ICE agent shoves lawyer while deporting Honduran 3-year-old and mom
A Kansas City immigration lawyer claims she was shoved to a concrete sidewalk by an Immigration and Customs Enforcement officer early Tuesday and physically separated from a 3-year-old boy she was reuniting with his Honduran mother to be deported.
Attorney Andrea Martinez said she suffered a fracture in her right foot and bloody injuries to her left ankle and knee.
The incident at roughly 3:15 a.m. was captured on video by a collection of activists and a documentary crew that witnessed it at ICE's Enforcement and Removal Operations office on North Ambassador Drive in Kansas City.
ICE issued a statement Tuesday evening:
“Early this morning an incident occurred at the Kansas City ICE office while ICE (Enforcement and Removal Operations) officers were attempting to reunite a mother with a family member. We take any allegations against ICE personnel very seriously and are looking into the matter.”
The incident occurred as Martinez and fellow attorney Megan Galicia went to reunite Noah with his pregnant mother, Kenia Bautista-Mayorga, who was being deported to Honduras. The two had been separated by ICE for a little more than a month while Kenia Bautistia-Mayorga was being held in the Platte County Jail.
Noah had been looked after during the separation by his mother's partner, who is also the father of Bautista-Mayorga's unborn baby. The 23-year-old is about six months pregnant.
Luis Alfredo Diaz Inestroza, also an undocumented Honduran, took a risk by accompanying Noah to the ICE office to say goodbye to his partner when he was abruptly taken into custody, Martinez said.
Martinez said ICE Officer Everett Chase grabbed Inestroza and forced him into the Enforcement and Removal Operations office. Martinez said Chase then pushed her to the ground before locking the door, separating the attorney from her client, Noah.
Galicia said she was struck in the face by an arm but in the confusion she doesn't know whose arm it was.
In the video Martinez can be heard yelling "No! No! No!" as she was pushed away from the boy.
"He turned around and pushed us out the door and shut the door and locked it," Martinez said later at a press conference at her Northland office. "That's when . . . I fell and I rolled my ankle and caused the fracture in my right foot."
All of this was happening in front of the child, who had already been traumatized by the fear that his mother had abandoned him, the lawyer said.
Martinez and Galicia further allege that ICE had agreed the afternoon before that the reunification of Noah and his mother, as well as Inestroza's farewell to his partner, could be done in the open parking lot rather than inside the office.
The lawyers acknowledge that Chase might have been surprised by the presence of cameras and activists but they said that did not justify his actions.
"You don't separate any lawyer from a client, particularly not a 3-year-old," said Martinez.
"And you don't assault a lawyer," added Galicia.

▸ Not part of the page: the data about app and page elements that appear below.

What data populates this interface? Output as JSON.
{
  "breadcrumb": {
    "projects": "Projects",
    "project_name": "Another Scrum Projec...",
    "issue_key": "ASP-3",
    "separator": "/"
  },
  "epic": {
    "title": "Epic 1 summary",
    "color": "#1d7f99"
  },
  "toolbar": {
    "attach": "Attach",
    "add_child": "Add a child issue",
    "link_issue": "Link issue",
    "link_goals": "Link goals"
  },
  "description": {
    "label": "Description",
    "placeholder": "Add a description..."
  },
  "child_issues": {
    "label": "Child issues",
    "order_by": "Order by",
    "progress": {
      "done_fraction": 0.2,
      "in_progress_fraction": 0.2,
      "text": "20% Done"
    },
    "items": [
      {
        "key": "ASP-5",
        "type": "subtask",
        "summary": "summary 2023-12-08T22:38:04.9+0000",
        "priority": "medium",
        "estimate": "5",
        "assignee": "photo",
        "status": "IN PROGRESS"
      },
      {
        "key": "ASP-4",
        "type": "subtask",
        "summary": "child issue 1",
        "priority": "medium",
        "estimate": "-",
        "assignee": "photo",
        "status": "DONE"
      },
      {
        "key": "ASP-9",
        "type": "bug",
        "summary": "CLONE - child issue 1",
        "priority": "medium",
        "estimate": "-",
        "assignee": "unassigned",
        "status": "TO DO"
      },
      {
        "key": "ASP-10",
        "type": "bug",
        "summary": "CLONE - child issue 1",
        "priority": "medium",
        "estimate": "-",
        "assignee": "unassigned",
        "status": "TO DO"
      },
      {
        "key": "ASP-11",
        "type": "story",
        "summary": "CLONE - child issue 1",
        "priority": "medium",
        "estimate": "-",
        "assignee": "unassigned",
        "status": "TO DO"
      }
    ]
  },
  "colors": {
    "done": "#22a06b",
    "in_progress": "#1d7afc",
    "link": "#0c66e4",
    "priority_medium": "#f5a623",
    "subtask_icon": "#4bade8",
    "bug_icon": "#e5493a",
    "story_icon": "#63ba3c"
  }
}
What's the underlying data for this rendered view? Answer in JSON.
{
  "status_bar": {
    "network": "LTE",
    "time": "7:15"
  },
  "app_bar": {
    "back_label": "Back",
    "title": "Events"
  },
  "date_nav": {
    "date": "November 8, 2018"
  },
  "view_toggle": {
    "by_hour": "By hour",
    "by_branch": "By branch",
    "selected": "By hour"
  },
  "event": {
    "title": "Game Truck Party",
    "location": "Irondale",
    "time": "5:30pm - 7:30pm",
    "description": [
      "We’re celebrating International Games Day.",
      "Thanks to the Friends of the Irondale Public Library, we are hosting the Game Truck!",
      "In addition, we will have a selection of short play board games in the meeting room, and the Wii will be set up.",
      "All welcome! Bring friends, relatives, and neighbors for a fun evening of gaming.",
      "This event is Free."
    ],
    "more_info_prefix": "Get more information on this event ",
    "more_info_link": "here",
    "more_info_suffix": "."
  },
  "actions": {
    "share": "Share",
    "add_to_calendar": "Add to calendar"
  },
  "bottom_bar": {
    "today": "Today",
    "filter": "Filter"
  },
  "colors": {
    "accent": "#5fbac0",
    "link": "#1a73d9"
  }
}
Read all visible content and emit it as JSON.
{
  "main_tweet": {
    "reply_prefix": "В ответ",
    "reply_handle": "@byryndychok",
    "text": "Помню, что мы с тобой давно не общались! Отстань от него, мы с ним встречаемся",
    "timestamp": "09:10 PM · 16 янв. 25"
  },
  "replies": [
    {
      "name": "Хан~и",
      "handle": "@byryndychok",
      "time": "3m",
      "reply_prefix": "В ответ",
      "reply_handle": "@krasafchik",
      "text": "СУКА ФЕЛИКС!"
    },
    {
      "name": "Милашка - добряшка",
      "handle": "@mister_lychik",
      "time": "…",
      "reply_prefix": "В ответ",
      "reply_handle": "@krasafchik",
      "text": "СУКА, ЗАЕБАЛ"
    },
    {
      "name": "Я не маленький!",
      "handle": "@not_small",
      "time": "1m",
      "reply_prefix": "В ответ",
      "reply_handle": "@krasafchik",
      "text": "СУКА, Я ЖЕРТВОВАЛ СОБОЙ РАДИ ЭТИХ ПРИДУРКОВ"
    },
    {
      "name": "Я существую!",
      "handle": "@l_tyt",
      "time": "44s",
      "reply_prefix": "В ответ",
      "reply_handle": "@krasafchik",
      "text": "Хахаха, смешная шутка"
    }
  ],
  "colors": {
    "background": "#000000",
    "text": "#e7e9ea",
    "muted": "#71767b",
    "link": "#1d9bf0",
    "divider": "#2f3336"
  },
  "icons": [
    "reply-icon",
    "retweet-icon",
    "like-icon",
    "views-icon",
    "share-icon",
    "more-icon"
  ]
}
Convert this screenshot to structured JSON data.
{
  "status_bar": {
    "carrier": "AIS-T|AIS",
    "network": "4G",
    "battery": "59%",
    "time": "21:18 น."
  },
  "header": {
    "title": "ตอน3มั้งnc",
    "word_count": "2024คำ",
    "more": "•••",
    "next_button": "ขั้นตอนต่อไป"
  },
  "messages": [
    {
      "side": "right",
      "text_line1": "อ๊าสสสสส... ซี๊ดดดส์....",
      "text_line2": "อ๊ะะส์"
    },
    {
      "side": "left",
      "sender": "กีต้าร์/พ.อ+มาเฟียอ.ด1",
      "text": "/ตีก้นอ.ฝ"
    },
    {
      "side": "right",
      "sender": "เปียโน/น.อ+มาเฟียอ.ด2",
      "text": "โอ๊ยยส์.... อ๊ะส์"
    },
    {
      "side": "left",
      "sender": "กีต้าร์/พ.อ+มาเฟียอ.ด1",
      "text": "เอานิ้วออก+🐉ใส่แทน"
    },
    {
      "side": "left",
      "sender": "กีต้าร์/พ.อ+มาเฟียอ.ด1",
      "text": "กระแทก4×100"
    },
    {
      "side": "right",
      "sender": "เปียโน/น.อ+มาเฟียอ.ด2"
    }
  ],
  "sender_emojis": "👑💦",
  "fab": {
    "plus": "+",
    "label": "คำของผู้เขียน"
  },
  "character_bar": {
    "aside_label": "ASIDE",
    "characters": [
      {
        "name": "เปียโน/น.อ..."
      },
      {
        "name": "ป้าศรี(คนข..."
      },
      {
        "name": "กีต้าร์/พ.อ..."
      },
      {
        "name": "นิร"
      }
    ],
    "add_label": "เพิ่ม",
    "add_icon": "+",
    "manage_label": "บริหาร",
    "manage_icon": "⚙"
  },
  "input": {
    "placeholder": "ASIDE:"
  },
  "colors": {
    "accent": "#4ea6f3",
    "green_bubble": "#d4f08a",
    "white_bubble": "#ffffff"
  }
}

A short time later, Martinez said, Chase instructed her to come into the building where Noah, his mother and Inestroza were crying and hugging.
Martinez said Inestroza was then detained and handcuffed. She said she was kept in a locked room for about 40 minutes and denied first aid.
Tuesday's events capped a chain of events that illustrate the workings of U.S. immigration enforcement and recent policy changes under the Trump administration.
ICE says Bautista-Mayorga illegally crossed the Texas border and was taken into custody Feb. 25, 2016. She was released on her own recognizance, agreeing to attend an immigration court hearing later in the year. But she said she wished to seek asylum. Her family says she fears an abusive ex-husband in Honduras.
Bautista-Mayorga did not attend the scheduled hearing, leading to an order for her removal. She and her son had been living in Texas with Inestroza. They were traveling to Iowa on May 16 when a Missouri Highway Patrol officer stopped them.
Bautista-Mayorga was detained and separated from her son because of the order for removal. Inestroza, who did not have an order for removal, was told he had two months to leave the country.
Bautista-Mayorga's situation reflected two recent changes in the government's toughening stance on detaining and removing unlawful immigrants. In late March, Immigration and Customs Enforcement issued a directive that "ended the presumption of release of pregnant detainees." And earlier this month, U.S. Attorney General Jeff Sessions signaled that domestic violence will no longer be grounds for undocumented persons to seek asylum.
On Monday, attorneys Martinez and Galicia learned their efforts to keep Bautista-Mayorga from being deported were unsuccessful. That's when they were told to bring the boy to be reunited with his mother in the middle of the night.
On Tuesday morning, Bautista-Mayorga and Noah were taken by ICE to be placed on a plane and sent back to Honduras. Martinez said ICE refused to provide flight information so family members there don't know when or where to meet them.
On top of that, the lawyers said, Bautista-Mayorga and her son were not allowed to take their suitcases with them, leaving them with no change of clothing and Noah without a blue dinosaur toy that was a gift from Inestroza.
Inestroza was sent to the Morgan County, Mo., Jail to await deportation proceedings. He is being held without bond.
The Star's Rick Montgomery contributed to this report.